Same thing with TLS.

Attackers will knows which packets contain signatures. Currently
attackers usually send those signature packets themselves, and measure
the time it takes for the device to calculate response. They can also
send garbage packets, and detect how far in checking the packets got
by checking how long it took for the other end to send error message
back.

All this kind of timing attacks are usually considered hard, as the
network delays cause big jitter on the timings, and they need to try
multiple times, and average the response times to get the information
they need.

This method will provide them easy way to bypass that issue. 

> 3.  Protocols often use blinding techniques to remove correlations
> between key and encryption time.   Other cryptographic algorithms
> can be implemented (or masked by a proxy) in a way that reduces or
> eliminates data dependent timing information.   So if timing
> information is being leaked, this is a flaw in the algorithm or the
> protocol.   In this case, we may be "blaming the messenger".  PDM is
> only reporting what is done.  The algorithm or protocol is the
> problem.

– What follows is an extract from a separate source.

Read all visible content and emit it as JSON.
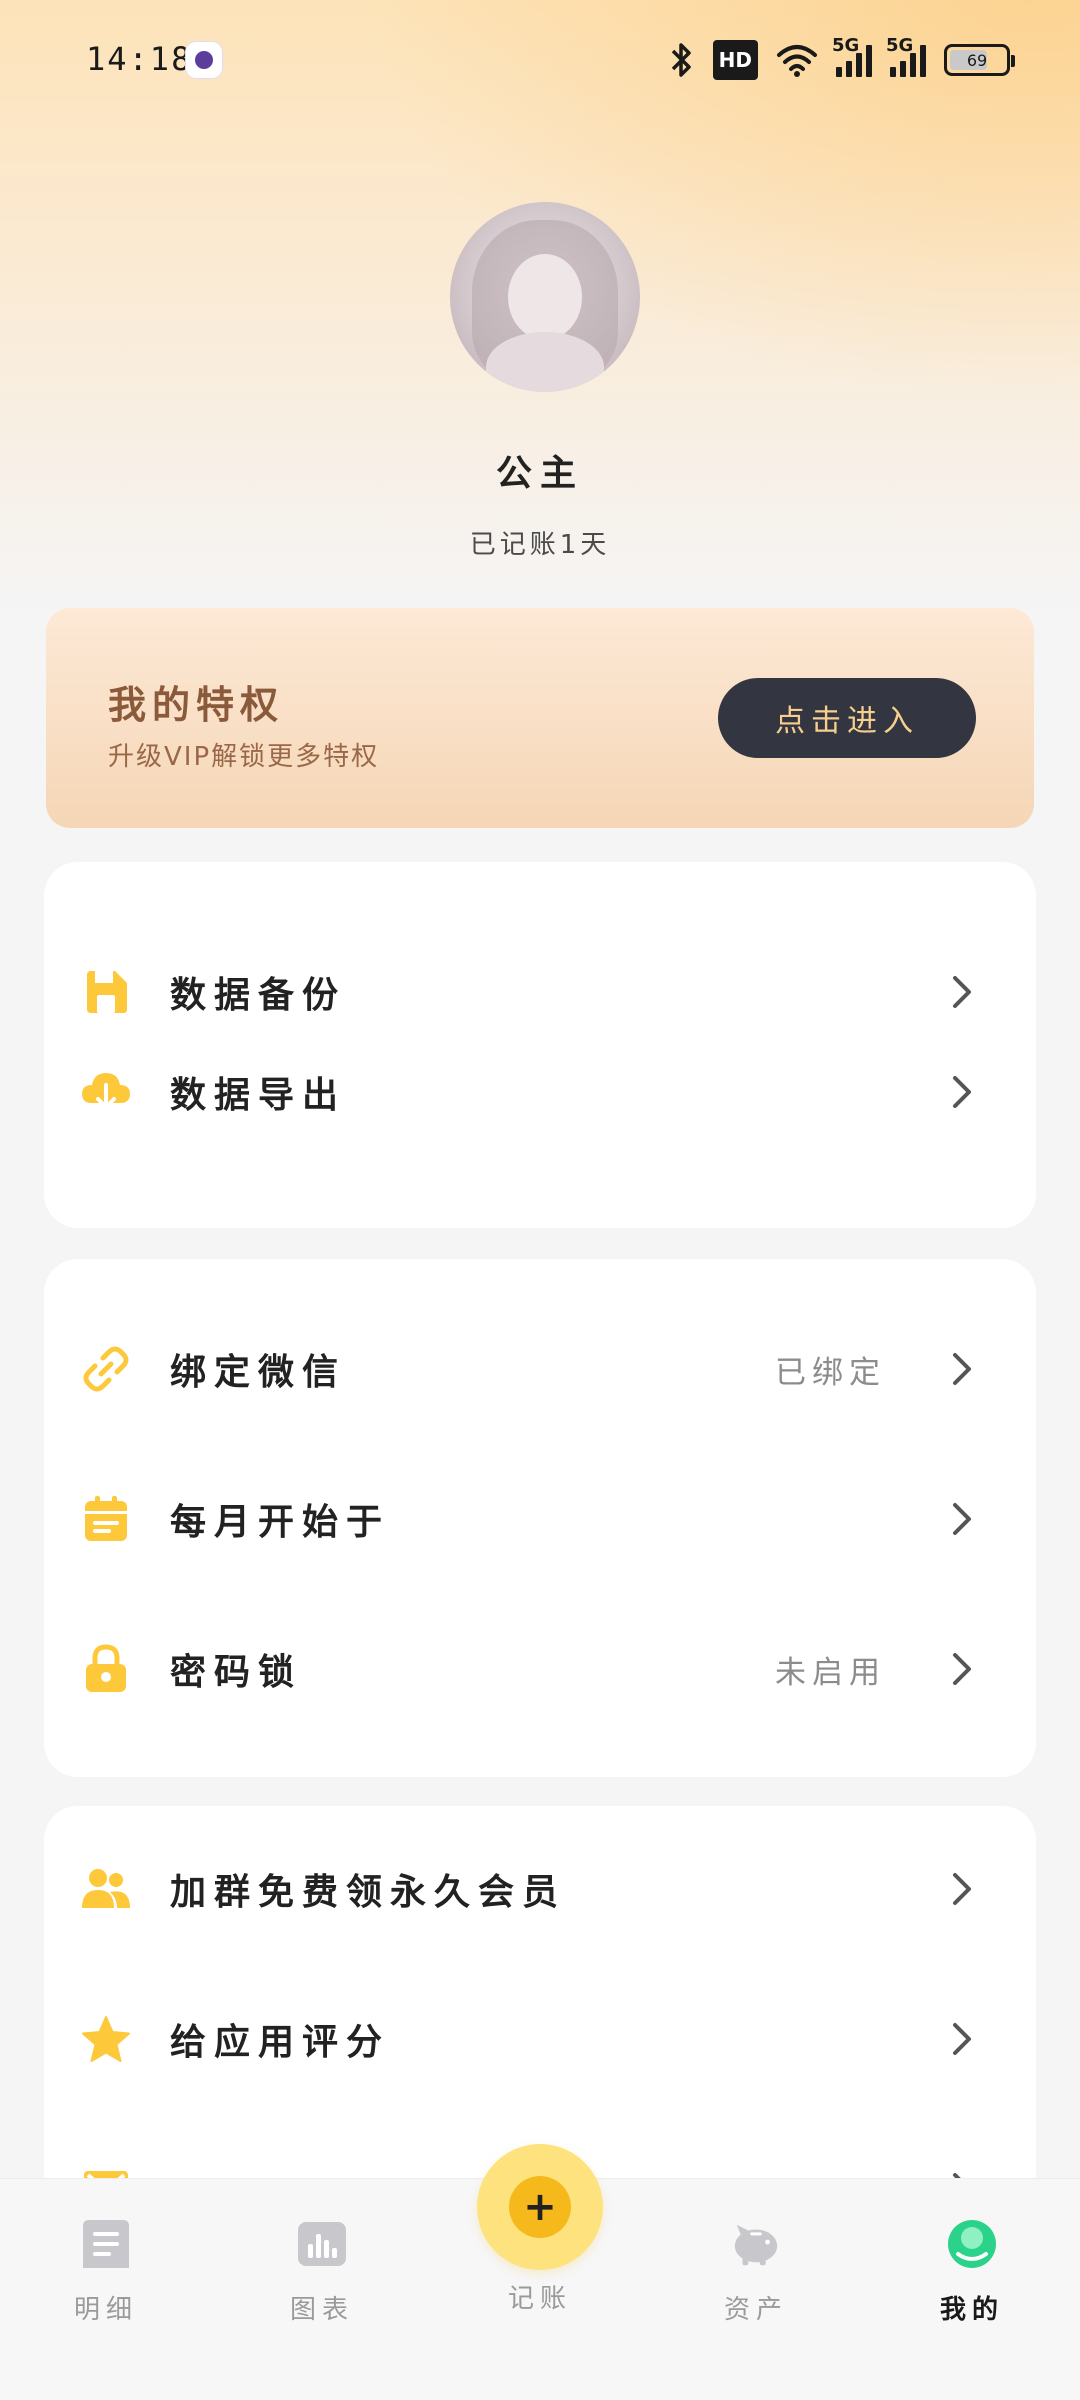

Yes. This option makes it easy for the attacker to use those broken
algorithms, protocols and implementations.

This is again new security weakness that this option opens. It was
harder before, after this it is easier. 

> >In addition to that the abstract is not very clear, it does not do
> >very good job of telling that this draft tries to do, and having the
> >Background section to duplicate most of that text does not still what
> 
> >this document really tries to do. 
> 
> If you can give me a hint as to what is not clear or what you think
> this draft DOES propose, then we will be happy to rewrite the
> abstract / background section. 

My current take is that this option proposes and attack vector against
several different protocols, and as such it does quite good job...

I have a feeling that this is not for which this draft was meant to
do. 
-- 
kivinen@iki.fi